[Start of Attachment]

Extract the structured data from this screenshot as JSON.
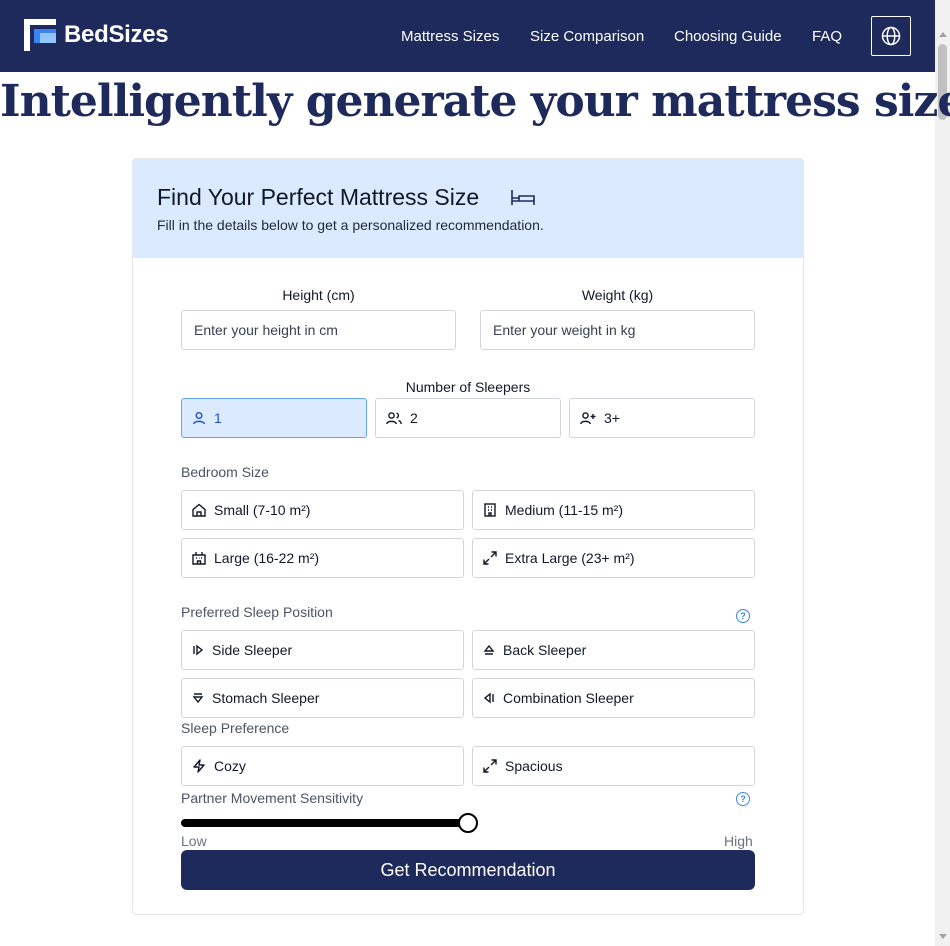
{
  "brand": {
    "name": "BedSizes"
  },
  "nav": {
    "links": [
      "Mattress Sizes",
      "Size Comparison",
      "Choosing Guide",
      "FAQ"
    ],
    "language_icon": "globe-icon"
  },
  "hero": {
    "title": "Intelligently generate your mattress size"
  },
  "card": {
    "title": "Find Your Perfect Mattress Size",
    "title_icon": "bed-icon",
    "subtitle": "Fill in the details below to get a personalized recommendation."
  },
  "form": {
    "height": {
      "label": "Height (cm)",
      "placeholder": "Enter your height in cm"
    },
    "weight": {
      "label": "Weight (kg)",
      "placeholder": "Enter your weight in kg"
    },
    "sleepers": {
      "label": "Number of Sleepers",
      "options": [
        {
          "label": "1",
          "icon": "user-icon",
          "selected": true
        },
        {
          "label": "2",
          "icon": "users-icon",
          "selected": false
        },
        {
          "label": "3+",
          "icon": "user-plus-icon",
          "selected": false
        }
      ]
    },
    "bedroom": {
      "label": "Bedroom Size",
      "options": [
        {
          "label": "Small (7-10 m²)",
          "icon": "home-icon"
        },
        {
          "label": "Medium (11-15 m²)",
          "icon": "building-icon"
        },
        {
          "label": "Large (16-22 m²)",
          "icon": "hotel-icon"
        },
        {
          "label": "Extra Large (23+ m²)",
          "icon": "expand-icon"
        }
      ]
    },
    "position": {
      "label": "Preferred Sleep Position",
      "options": [
        {
          "label": "Side Sleeper",
          "icon": "arrow-right-icon"
        },
        {
          "label": "Back Sleeper",
          "icon": "arrow-up-icon"
        },
        {
          "label": "Stomach Sleeper",
          "icon": "arrow-down-icon"
        },
        {
          "label": "Combination Sleeper",
          "icon": "arrow-left-icon"
        }
      ]
    },
    "preference": {
      "label": "Sleep Preference",
      "options": [
        {
          "label": "Cozy",
          "icon": "zap-icon"
        },
        {
          "label": "Spacious",
          "icon": "expand-icon"
        }
      ]
    },
    "movement": {
      "label": "Partner Movement Sensitivity",
      "low_label": "Low",
      "high_label": "High",
      "value_fraction": 0.5
    },
    "submit_label": "Get Recommendation"
  },
  "colors": {
    "navy": "#1f2a5c",
    "header_bg": "#dbeafe",
    "accent": "#3b82f6"
  }
}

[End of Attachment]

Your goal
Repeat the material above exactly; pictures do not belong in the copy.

Solution for this problem
Extract the structured data from this screenshot as JSON.
{
  "brand": {
    "name": "BedSizes"
  },
  "nav": {
    "links": [
      "Mattress Sizes",
      "Size Comparison",
      "Choosing Guide",
      "FAQ"
    ],
    "language_icon": "globe-icon"
  },
  "hero": {
    "title": "Intelligently generate your mattress size"
  },
  "card": {
    "title": "Find Your Perfect Mattress Size",
    "title_icon": "bed-icon",
    "subtitle": "Fill in the details below to get a personalized recommendation."
  },
  "form": {
    "height": {
      "label": "Height (cm)",
      "placeholder": "Enter your height in cm"
    },
    "weight": {
      "label": "Weight (kg)",
      "placeholder": "Enter your weight in kg"
    },
    "sleepers": {
      "label": "Number of Sleepers",
      "options": [
        {
          "label": "1",
          "icon": "user-icon",
          "selected": true
        },
        {
          "label": "2",
          "icon": "users-icon",
          "selected": false
        },
        {
          "label": "3+",
          "icon": "user-plus-icon",
          "selected": false
        }
      ]
    },
    "bedroom": {
      "label": "Bedroom Size",
      "options": [
        {
          "label": "Small (7-10 m²)",
          "icon": "home-icon"
        },
        {
          "label": "Medium (11-15 m²)",
          "icon": "building-icon"
        },
        {
          "label": "Large (16-22 m²)",
          "icon": "hotel-icon"
        },
        {
          "label": "Extra Large (23+ m²)",
          "icon": "expand-icon"
        }
      ]
    },
    "position": {
      "label": "Preferred Sleep Position",
      "options": [
        {
          "label": "Side Sleeper",
          "icon": "arrow-right-icon"
        },
        {
          "label": "Back Sleeper",
          "icon": "arrow-up-icon"
        },
        {
          "label": "Stomach Sleeper",
          "icon": "arrow-down-icon"
        },
        {
          "label": "Combination Sleeper",
          "icon": "arrow-left-icon"
        }
      ]
    },
    "preference": {
      "label": "Sleep Preference",
      "options": [
        {
          "label": "Cozy",
          "icon": "zap-icon"
        },
        {
          "label": "Spacious",
          "icon": "expand-icon"
        }
      ]
    },
    "movement": {
      "label": "Partner Movement Sensitivity",
      "low_label": "Low",
      "high_label": "High",
      "value_fraction": 0.5
    },
    "submit_label": "Get Recommendation"
  },
  "colors": {
    "navy": "#1f2a5c",
    "header_bg": "#dbeafe",
    "accent": "#3b82f6"
  }
}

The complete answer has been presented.